> ACTIVITY: If a line in the data holds "photo", copy that line out in full.
· · · · · · ·
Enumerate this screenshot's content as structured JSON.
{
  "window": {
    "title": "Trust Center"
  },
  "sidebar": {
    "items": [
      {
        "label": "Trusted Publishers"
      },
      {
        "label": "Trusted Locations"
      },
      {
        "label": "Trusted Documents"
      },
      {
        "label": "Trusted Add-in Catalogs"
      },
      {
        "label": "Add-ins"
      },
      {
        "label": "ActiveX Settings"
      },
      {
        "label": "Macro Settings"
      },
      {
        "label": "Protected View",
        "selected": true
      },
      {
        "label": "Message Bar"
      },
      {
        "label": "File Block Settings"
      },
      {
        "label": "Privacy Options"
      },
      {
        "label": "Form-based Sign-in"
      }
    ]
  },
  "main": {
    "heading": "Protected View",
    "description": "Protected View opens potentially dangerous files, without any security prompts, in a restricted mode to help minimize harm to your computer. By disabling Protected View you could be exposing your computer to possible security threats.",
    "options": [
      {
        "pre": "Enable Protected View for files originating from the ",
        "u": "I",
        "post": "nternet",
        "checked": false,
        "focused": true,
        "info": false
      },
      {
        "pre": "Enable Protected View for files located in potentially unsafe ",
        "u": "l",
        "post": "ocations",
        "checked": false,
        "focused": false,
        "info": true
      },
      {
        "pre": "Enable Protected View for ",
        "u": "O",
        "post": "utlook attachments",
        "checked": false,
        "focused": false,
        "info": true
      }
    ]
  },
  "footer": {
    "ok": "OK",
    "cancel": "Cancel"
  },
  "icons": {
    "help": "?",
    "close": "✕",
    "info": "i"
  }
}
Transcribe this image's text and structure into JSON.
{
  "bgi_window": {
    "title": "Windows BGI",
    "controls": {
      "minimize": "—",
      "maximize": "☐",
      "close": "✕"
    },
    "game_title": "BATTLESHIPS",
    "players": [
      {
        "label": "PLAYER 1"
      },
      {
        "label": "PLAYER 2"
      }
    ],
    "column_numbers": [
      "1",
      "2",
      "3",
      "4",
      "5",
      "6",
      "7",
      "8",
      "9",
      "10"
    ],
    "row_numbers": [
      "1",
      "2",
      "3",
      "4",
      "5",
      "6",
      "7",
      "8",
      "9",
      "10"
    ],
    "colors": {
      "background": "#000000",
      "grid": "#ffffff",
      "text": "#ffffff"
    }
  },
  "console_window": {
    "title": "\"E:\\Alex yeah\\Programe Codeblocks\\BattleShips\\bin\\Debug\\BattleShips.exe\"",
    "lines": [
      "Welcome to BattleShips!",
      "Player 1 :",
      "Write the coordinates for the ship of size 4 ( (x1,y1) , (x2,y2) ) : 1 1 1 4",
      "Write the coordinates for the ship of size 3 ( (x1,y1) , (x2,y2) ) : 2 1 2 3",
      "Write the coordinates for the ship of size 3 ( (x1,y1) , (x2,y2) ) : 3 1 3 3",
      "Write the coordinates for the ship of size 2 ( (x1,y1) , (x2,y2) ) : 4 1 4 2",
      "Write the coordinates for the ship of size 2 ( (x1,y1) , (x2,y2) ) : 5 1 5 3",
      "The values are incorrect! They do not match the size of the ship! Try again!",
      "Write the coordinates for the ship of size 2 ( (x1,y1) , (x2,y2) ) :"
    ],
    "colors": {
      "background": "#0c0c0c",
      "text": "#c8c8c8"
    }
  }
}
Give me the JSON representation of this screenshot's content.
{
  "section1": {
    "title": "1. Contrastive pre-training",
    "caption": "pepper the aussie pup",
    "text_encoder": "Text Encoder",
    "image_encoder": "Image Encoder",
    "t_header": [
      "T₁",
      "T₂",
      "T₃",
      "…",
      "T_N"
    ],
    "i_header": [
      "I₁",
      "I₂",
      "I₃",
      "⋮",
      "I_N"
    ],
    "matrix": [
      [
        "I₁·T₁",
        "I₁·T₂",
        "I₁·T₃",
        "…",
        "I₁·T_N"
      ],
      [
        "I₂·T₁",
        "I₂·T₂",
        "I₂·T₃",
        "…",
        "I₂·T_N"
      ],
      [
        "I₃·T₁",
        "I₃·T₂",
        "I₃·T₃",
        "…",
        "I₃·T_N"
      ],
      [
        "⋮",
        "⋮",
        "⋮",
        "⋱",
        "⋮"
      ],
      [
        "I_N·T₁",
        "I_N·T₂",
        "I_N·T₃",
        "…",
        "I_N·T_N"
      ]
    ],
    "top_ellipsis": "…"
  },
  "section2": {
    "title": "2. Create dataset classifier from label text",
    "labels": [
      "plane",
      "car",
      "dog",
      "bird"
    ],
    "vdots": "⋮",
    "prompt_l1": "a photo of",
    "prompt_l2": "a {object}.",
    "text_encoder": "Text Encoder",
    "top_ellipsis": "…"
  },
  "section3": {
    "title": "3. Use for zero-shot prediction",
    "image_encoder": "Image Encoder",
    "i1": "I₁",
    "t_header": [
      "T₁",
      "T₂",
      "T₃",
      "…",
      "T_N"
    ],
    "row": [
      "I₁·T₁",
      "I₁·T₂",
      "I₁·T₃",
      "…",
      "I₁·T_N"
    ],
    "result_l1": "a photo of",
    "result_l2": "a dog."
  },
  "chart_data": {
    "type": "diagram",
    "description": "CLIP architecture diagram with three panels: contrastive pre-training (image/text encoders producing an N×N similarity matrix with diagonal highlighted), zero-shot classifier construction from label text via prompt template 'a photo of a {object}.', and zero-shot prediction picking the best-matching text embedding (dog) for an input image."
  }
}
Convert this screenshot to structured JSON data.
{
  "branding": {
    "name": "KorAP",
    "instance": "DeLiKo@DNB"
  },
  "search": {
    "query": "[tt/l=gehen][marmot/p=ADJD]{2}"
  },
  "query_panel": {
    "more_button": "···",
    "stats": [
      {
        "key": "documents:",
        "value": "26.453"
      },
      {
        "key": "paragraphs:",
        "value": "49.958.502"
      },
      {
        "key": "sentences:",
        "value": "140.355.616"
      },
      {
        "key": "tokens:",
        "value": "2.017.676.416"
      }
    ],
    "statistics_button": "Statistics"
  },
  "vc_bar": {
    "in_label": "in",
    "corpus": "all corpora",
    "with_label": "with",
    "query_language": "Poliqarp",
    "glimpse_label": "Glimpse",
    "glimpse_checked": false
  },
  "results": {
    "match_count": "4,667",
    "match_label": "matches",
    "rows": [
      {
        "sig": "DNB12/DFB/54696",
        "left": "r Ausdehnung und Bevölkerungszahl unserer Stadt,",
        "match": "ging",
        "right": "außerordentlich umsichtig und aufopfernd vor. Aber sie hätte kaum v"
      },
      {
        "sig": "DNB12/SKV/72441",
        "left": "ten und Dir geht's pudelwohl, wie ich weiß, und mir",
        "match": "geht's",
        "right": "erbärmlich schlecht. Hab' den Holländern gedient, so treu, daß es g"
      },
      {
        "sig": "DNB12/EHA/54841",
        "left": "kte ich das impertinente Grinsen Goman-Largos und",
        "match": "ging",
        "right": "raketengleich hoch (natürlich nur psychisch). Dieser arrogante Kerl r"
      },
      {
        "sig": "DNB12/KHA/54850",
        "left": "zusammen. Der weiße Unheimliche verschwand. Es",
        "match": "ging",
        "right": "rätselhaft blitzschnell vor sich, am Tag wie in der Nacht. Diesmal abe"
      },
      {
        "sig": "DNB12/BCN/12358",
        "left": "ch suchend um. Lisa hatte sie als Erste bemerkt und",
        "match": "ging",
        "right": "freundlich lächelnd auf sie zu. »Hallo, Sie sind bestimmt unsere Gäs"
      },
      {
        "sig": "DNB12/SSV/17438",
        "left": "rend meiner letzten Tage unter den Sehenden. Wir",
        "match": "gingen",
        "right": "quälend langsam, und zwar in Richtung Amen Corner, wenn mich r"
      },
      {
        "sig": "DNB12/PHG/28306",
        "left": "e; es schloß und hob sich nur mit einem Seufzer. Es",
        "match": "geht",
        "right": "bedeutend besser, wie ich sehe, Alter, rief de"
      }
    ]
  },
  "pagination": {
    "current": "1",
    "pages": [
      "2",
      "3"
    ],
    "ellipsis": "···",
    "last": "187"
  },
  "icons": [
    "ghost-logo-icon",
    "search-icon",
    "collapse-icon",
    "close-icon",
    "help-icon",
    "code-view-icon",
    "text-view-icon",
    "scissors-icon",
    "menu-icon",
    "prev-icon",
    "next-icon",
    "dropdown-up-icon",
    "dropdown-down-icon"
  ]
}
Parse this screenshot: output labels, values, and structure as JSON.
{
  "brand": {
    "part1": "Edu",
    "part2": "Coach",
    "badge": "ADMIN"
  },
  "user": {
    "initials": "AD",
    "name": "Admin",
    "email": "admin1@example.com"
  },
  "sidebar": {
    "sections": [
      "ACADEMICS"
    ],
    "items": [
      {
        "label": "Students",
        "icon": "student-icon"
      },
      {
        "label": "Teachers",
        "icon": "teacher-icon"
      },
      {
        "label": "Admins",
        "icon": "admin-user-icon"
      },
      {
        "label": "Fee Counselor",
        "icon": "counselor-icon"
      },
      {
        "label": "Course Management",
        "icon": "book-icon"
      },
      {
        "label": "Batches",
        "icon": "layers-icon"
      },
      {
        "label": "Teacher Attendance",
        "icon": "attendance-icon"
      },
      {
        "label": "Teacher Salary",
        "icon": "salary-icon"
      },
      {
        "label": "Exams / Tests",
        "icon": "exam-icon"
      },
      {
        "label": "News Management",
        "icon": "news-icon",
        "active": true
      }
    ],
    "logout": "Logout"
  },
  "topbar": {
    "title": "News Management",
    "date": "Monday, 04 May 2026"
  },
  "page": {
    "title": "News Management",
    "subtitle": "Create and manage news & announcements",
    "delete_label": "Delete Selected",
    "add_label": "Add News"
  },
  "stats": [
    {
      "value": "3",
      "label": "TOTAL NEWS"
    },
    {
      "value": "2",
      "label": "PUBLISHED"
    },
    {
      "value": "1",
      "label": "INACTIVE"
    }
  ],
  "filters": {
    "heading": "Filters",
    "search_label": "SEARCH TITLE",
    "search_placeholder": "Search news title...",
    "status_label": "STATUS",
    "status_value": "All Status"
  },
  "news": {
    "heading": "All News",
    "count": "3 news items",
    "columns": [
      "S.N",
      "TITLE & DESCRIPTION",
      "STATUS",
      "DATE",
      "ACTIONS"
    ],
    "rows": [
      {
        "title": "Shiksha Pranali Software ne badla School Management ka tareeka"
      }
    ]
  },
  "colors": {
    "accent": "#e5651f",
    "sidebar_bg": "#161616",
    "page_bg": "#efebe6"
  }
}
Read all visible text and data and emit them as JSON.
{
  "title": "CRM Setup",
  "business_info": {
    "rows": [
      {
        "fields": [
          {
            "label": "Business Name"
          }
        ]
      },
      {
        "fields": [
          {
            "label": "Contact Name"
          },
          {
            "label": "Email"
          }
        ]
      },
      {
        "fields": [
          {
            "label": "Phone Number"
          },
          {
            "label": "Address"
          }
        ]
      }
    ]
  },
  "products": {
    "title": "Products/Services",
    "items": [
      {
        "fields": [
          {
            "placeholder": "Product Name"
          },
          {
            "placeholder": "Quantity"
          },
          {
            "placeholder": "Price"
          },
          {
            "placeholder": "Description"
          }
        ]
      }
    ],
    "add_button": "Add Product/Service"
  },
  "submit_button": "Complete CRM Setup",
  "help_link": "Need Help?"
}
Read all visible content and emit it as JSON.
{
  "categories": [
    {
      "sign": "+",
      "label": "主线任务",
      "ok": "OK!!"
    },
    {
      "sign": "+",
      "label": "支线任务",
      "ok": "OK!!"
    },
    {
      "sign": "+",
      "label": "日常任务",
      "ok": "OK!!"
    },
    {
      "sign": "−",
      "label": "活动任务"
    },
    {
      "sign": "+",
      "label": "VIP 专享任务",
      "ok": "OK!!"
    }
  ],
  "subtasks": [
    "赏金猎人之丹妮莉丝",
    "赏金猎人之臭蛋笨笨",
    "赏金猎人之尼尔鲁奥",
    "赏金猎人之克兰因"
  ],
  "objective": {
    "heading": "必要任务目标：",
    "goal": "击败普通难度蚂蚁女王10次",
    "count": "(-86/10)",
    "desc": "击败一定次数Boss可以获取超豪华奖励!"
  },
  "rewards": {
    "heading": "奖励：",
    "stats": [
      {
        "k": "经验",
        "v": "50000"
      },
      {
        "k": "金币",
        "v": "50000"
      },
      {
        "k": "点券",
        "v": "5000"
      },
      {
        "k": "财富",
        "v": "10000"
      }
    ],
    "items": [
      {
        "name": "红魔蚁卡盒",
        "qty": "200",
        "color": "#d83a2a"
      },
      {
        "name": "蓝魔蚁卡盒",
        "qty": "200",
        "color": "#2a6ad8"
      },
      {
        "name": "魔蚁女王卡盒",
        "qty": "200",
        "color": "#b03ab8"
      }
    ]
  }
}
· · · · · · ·
> SOLVED EXERCISE:
    "prompt_l1": "a photo of",
    "result_l1": "a photo of",
    "description": "CLIP architecture diagram with three panels: contrastive pre-training (image/text encoders producing an N×N similarity matrix with diagonal highlighted), zero-shot classifier construction from label text via prompt template 'a photo of a {object}.', and zero-shot prediction picking the best-matching text embedding (dog) for an input image."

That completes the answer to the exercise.